Behavior-Driven Development (BDD) can be described as in this blog post as follows:
Behaviour-driven development (BDD) takes the position that you can turn an idea for a requirement into implemented, tested, production-ready code simply and effectively, as long as the requirement is specific enough that everyone knows what’s going on. To do this, we need a way to describe the requirement such that everyone – the business folks, the analyst, the developer and the tester – have a common understanding of the scope of the work. From this, they can agree to a common definition of “done”, and we escape the dual gumption traps of “that’s not what I asked for” or “I forgot to tell you about this other thing”.
So it seems much like a way to manage the requirements of the software and really have a clear notion of what has to be developed and the criteria of whether or not it has been developed correctly.
Domain-Driven Design, on the other hand, is a modeling effort, which puts the focus on the business rules and the construction of a ubiquitous language.

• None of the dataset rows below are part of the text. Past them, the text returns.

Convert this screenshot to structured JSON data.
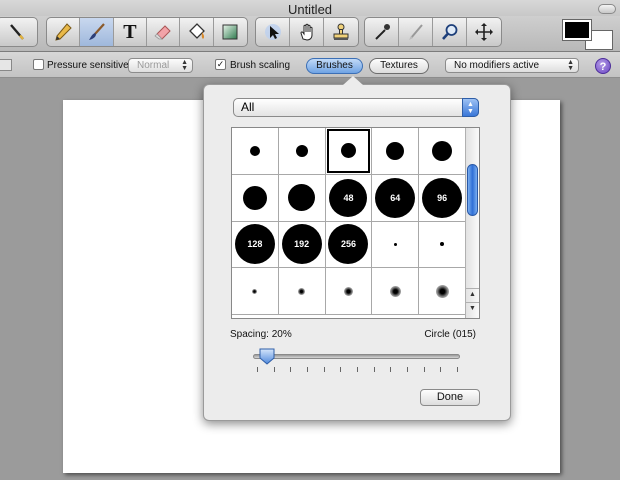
{
  "window": {
    "title": "Untitled"
  },
  "toolbar": {
    "groups": [
      {
        "tools": [
          {
            "name": "line-tool",
            "icon": "line-icon",
            "active": false
          }
        ]
      },
      {
        "tools": [
          {
            "name": "pencil-tool",
            "icon": "pencil-icon",
            "active": false
          },
          {
            "name": "brush-tool",
            "icon": "brush-icon",
            "active": true
          },
          {
            "name": "text-tool",
            "icon": "text-icon",
            "glyph": "T",
            "active": false
          },
          {
            "name": "eraser-tool",
            "icon": "eraser-icon",
            "active": false
          },
          {
            "name": "fill-tool",
            "icon": "paint-bucket-icon",
            "active": false
          },
          {
            "name": "gradient-tool",
            "icon": "gradient-icon",
            "active": false
          }
        ]
      },
      {
        "tools": [
          {
            "name": "select-tool",
            "icon": "arrow-cursor-icon",
            "active": false
          },
          {
            "name": "hand-tool",
            "icon": "hand-icon",
            "active": false
          },
          {
            "name": "stamp-tool",
            "icon": "stamp-icon",
            "active": false
          }
        ]
      },
      {
        "tools": [
          {
            "name": "eyedropper-tool",
            "icon": "eyedropper-icon",
            "active": false
          },
          {
            "name": "smudge-tool",
            "icon": "smudge-icon",
            "active": false
          },
          {
            "name": "zoom-tool",
            "icon": "magnifier-icon",
            "active": false
          },
          {
            "name": "move-tool",
            "icon": "move-arrows-icon",
            "active": false
          }
        ]
      }
    ],
    "colors": {
      "foreground": "#000000",
      "background": "#ffffff"
    }
  },
  "options": {
    "pressure_label": "Pressure sensitive:",
    "pressure_checked": false,
    "pressure_mode": "Normal",
    "brush_scaling_label": "Brush scaling",
    "brush_scaling_checked": true,
    "brushes_label": "Brushes",
    "textures_label": "Textures",
    "modifiers_value": "No modifiers active",
    "help_label": "?"
  },
  "brush_panel": {
    "category": "All",
    "brushes": [
      {
        "size": 10,
        "label": "",
        "selected": false
      },
      {
        "size": 12,
        "label": "",
        "selected": false
      },
      {
        "size": 15,
        "label": "",
        "selected": true
      },
      {
        "size": 18,
        "label": "",
        "selected": false
      },
      {
        "size": 20,
        "label": "",
        "selected": false
      },
      {
        "size": 24,
        "label": "",
        "selected": false
      },
      {
        "size": 27,
        "label": "",
        "selected": false
      },
      {
        "size": 38,
        "label": "48",
        "selected": false
      },
      {
        "size": 40,
        "label": "64",
        "selected": false
      },
      {
        "size": 40,
        "label": "96",
        "selected": false
      },
      {
        "size": 40,
        "label": "128",
        "selected": false
      },
      {
        "size": 40,
        "label": "192",
        "selected": false
      },
      {
        "size": 40,
        "label": "256",
        "selected": false
      },
      {
        "size": 3,
        "label": "",
        "selected": false
      },
      {
        "size": 4,
        "label": "",
        "selected": false
      },
      {
        "size": 5,
        "label": "",
        "selected": false,
        "soft": true
      },
      {
        "size": 7,
        "label": "",
        "selected": false,
        "soft": true
      },
      {
        "size": 9,
        "label": "",
        "selected": false,
        "soft": true
      },
      {
        "size": 11,
        "label": "",
        "selected": false,
        "soft": true
      },
      {
        "size": 13,
        "label": "",
        "selected": false,
        "soft": true
      }
    ],
    "spacing_label": "Spacing: 20%",
    "spacing_value": 0.04,
    "brush_name": "Circle (015)",
    "done_label": "Done"
  }
}
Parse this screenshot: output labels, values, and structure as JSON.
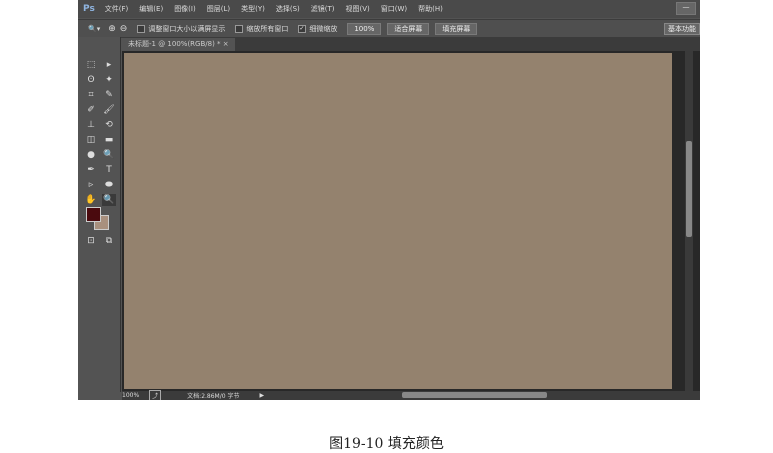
{
  "app": {
    "logo": "Ps"
  },
  "menu": [
    "文件(F)",
    "编辑(E)",
    "图像(I)",
    "图层(L)",
    "类型(Y)",
    "选择(S)",
    "滤镜(T)",
    "视图(V)",
    "窗口(W)",
    "帮助(H)"
  ],
  "window": {
    "minimize": "—"
  },
  "options": {
    "zoom_tool": "🔍▾",
    "zoom_in": "⊕",
    "zoom_out": "⊖",
    "resize_windows": "调整窗口大小以满屏显示",
    "resize_checked": false,
    "zoom_all": "缩放所有窗口",
    "zoom_all_checked": false,
    "scrubby": "细微缩放",
    "scrubby_checked": true,
    "percent": "100%",
    "fit_screen": "适合屏幕",
    "fill_screen": "填充屏幕",
    "workspace": "基本功能"
  },
  "tab": {
    "title": "未标题-1 @ 100%(RGB/8) *",
    "close": "×"
  },
  "tools": [
    "⬚",
    "▸",
    "ʘ",
    "✦",
    "⌗",
    "✎",
    "✐",
    "🖌",
    "⊥",
    "⟲",
    "◫",
    "▬",
    "●",
    "🔍",
    "✒",
    "T",
    "▹",
    "⬬",
    "✋",
    "🔍",
    "⊡",
    "⧉"
  ],
  "colors": {
    "foreground": "#4a0a0e",
    "background": "#a8907e",
    "canvas": "#94826e"
  },
  "status": {
    "zoom": "100%",
    "doc": "文档:2.86M/0 字节",
    "arrow": "▶"
  },
  "caption": "图19-10 填充颜色"
}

Domain-Driven Design furnishes very nice ideas on how to structure the code, how to break a complex domain into smaller parts (with Bounded Contexts), and how to understand different "types" of objects which might be needed in coding, by defining precisely entities, aggregates, and so forth.
It turns out DDD doesn't tell much (as far as I know), if it tells anything, about how to deal with the requirements of the software.
How to bridge the requirements organization and the notion of what has to be developed, to actually developing it, to the point where DDD becomes useful, it seems that DDD doesn't tell.
Since DDD puts focus on constructing one ubiquitous language which employs the business terms and talks about "really understanding what the domain is and needs", it seemed to me at first that BDD and DDD can go along together nicely.
But this is a matter of experience. The only one who has tried can know the results.
My question here is: has anyone tried using both BDD and DDD together? Is it a correct thing to use then together? If not, why they don't go along contrary to intuition?
It turns out DDD doesn't tell much (as far as I know), if it tells anything, about how to deal with the requirements of the software.-- Why do you say that? DDD is a way to model software against business processes using an ubiquitous language (a language that the software engineer and business analyst can both understand and communicate with), so it impacts directly and profoundly on the software requirements.